Excerpts from an interface dataset:
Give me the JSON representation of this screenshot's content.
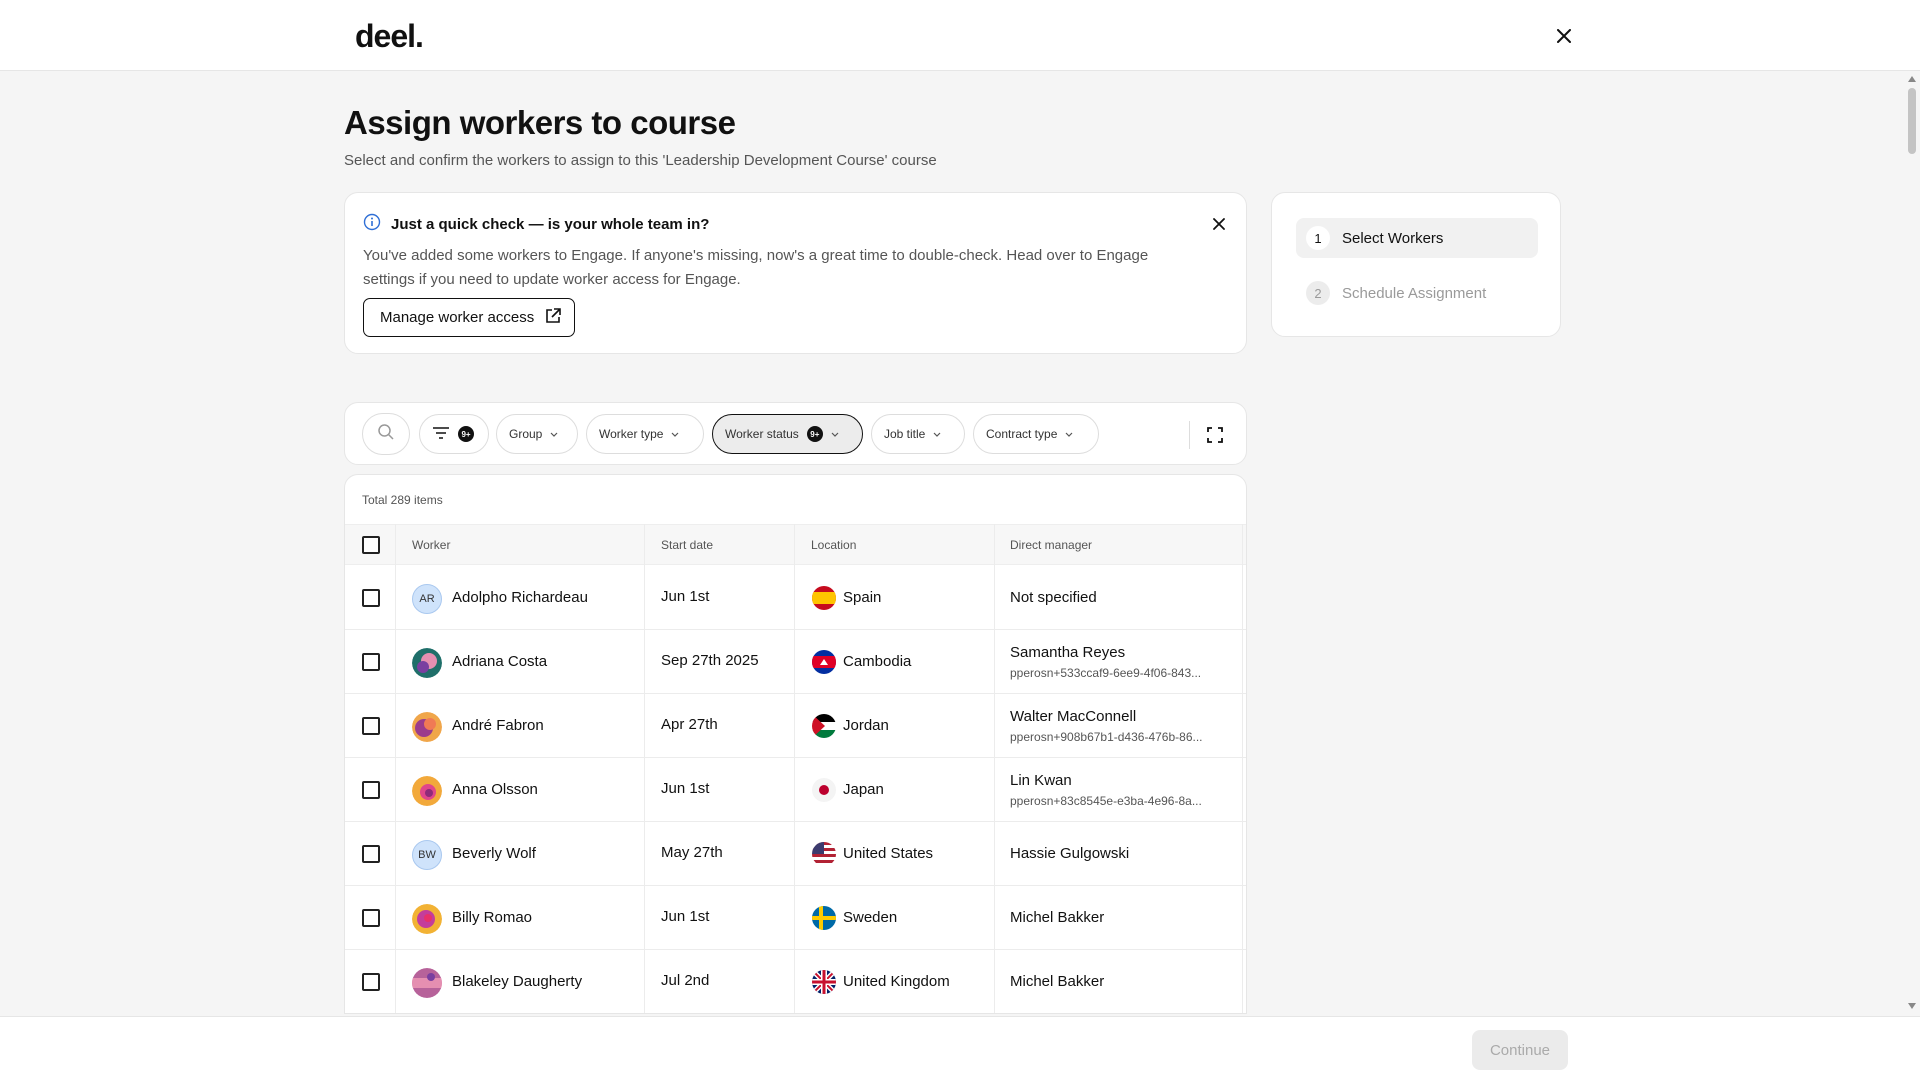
{
  "header": {
    "logo": "deel.",
    "close_icon": "close-icon"
  },
  "page": {
    "title": "Assign workers to course",
    "subtitle": "Select and confirm the workers to assign to this 'Leadership Development Course' course"
  },
  "banner": {
    "title": "Just a quick check — is your whole team in?",
    "text": "You've added some workers to Engage. If anyone's missing, now's a great time to double-check. Head over to Engage settings if you need to update worker access for Engage.",
    "button_label": "Manage worker access",
    "info_icon": "info-icon",
    "external_icon": "external-link-icon"
  },
  "stepper": {
    "steps": [
      {
        "num": "1",
        "label": "Select Workers"
      },
      {
        "num": "2",
        "label": "Schedule Assignment"
      }
    ]
  },
  "filters": {
    "filter_badge": "9+",
    "group": "Group",
    "worker_type": "Worker type",
    "worker_status": "Worker status",
    "worker_status_badge": "9+",
    "job_title": "Job title",
    "contract_type": "Contract type"
  },
  "table": {
    "total": "Total 289 items",
    "columns": [
      "Worker",
      "Start date",
      "Location",
      "Direct manager"
    ],
    "rows": [
      {
        "initials": "AR",
        "name": "Adolpho Richardeau",
        "start": "Jun 1st",
        "location": "Spain",
        "manager": "Not specified",
        "email": ""
      },
      {
        "initials": "",
        "name": "Adriana Costa",
        "start": "Sep 27th 2025",
        "location": "Cambodia",
        "manager": "Samantha Reyes",
        "email": "pperosn+533ccaf9-6ee9-4f06-843..."
      },
      {
        "initials": "",
        "name": "André Fabron",
        "start": "Apr 27th",
        "location": "Jordan",
        "manager": "Walter MacConnell",
        "email": "pperosn+908b67b1-d436-476b-86..."
      },
      {
        "initials": "",
        "name": "Anna Olsson",
        "start": "Jun 1st",
        "location": "Japan",
        "manager": "Lin Kwan",
        "email": "pperosn+83c8545e-e3ba-4e96-8a..."
      },
      {
        "initials": "BW",
        "name": "Beverly Wolf",
        "start": "May 27th",
        "location": "United States",
        "manager": "Hassie Gulgowski",
        "email": ""
      },
      {
        "initials": "",
        "name": "Billy Romao",
        "start": "Jun 1st",
        "location": "Sweden",
        "manager": "Michel Bakker",
        "email": ""
      },
      {
        "initials": "",
        "name": "Blakeley Daugherty",
        "start": "Jul 2nd",
        "location": "United Kingdom",
        "manager": "Michel Bakker",
        "email": ""
      }
    ]
  },
  "footer": {
    "continue_label": "Continue"
  }
}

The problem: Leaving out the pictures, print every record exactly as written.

Completed task:
Give me the JSON representation of this screenshot's content.
{
  "header": {
    "logo": "deel.",
    "close_icon": "close-icon"
  },
  "page": {
    "title": "Assign workers to course",
    "subtitle": "Select and confirm the workers to assign to this 'Leadership Development Course' course"
  },
  "banner": {
    "title": "Just a quick check — is your whole team in?",
    "text": "You've added some workers to Engage. If anyone's missing, now's a great time to double-check. Head over to Engage settings if you need to update worker access for Engage.",
    "button_label": "Manage worker access",
    "info_icon": "info-icon",
    "external_icon": "external-link-icon"
  },
  "stepper": {
    "steps": [
      {
        "num": "1",
        "label": "Select Workers"
      },
      {
        "num": "2",
        "label": "Schedule Assignment"
      }
    ]
  },
  "filters": {
    "filter_badge": "9+",
    "group": "Group",
    "worker_type": "Worker type",
    "worker_status": "Worker status",
    "worker_status_badge": "9+",
    "job_title": "Job title",
    "contract_type": "Contract type"
  },
  "table": {
    "total": "Total 289 items",
    "columns": [
      "Worker",
      "Start date",
      "Location",
      "Direct manager"
    ],
    "rows": [
      {
        "initials": "AR",
        "name": "Adolpho Richardeau",
        "start": "Jun 1st",
        "location": "Spain",
        "manager": "Not specified",
        "email": ""
      },
      {
        "initials": "",
        "name": "Adriana Costa",
        "start": "Sep 27th 2025",
        "location": "Cambodia",
        "manager": "Samantha Reyes",
        "email": "pperosn+533ccaf9-6ee9-4f06-843..."
      },
      {
        "initials": "",
        "name": "André Fabron",
        "start": "Apr 27th",
        "location": "Jordan",
        "manager": "Walter MacConnell",
        "email": "pperosn+908b67b1-d436-476b-86..."
      },
      {
        "initials": "",
        "name": "Anna Olsson",
        "start": "Jun 1st",
        "location": "Japan",
        "manager": "Lin Kwan",
        "email": "pperosn+83c8545e-e3ba-4e96-8a..."
      },
      {
        "initials": "BW",
        "name": "Beverly Wolf",
        "start": "May 27th",
        "location": "United States",
        "manager": "Hassie Gulgowski",
        "email": ""
      },
      {
        "initials": "",
        "name": "Billy Romao",
        "start": "Jun 1st",
        "location": "Sweden",
        "manager": "Michel Bakker",
        "email": ""
      },
      {
        "initials": "",
        "name": "Blakeley Daugherty",
        "start": "Jul 2nd",
        "location": "United Kingdom",
        "manager": "Michel Bakker",
        "email": ""
      }
    ]
  },
  "footer": {
    "continue_label": "Continue"
  }
}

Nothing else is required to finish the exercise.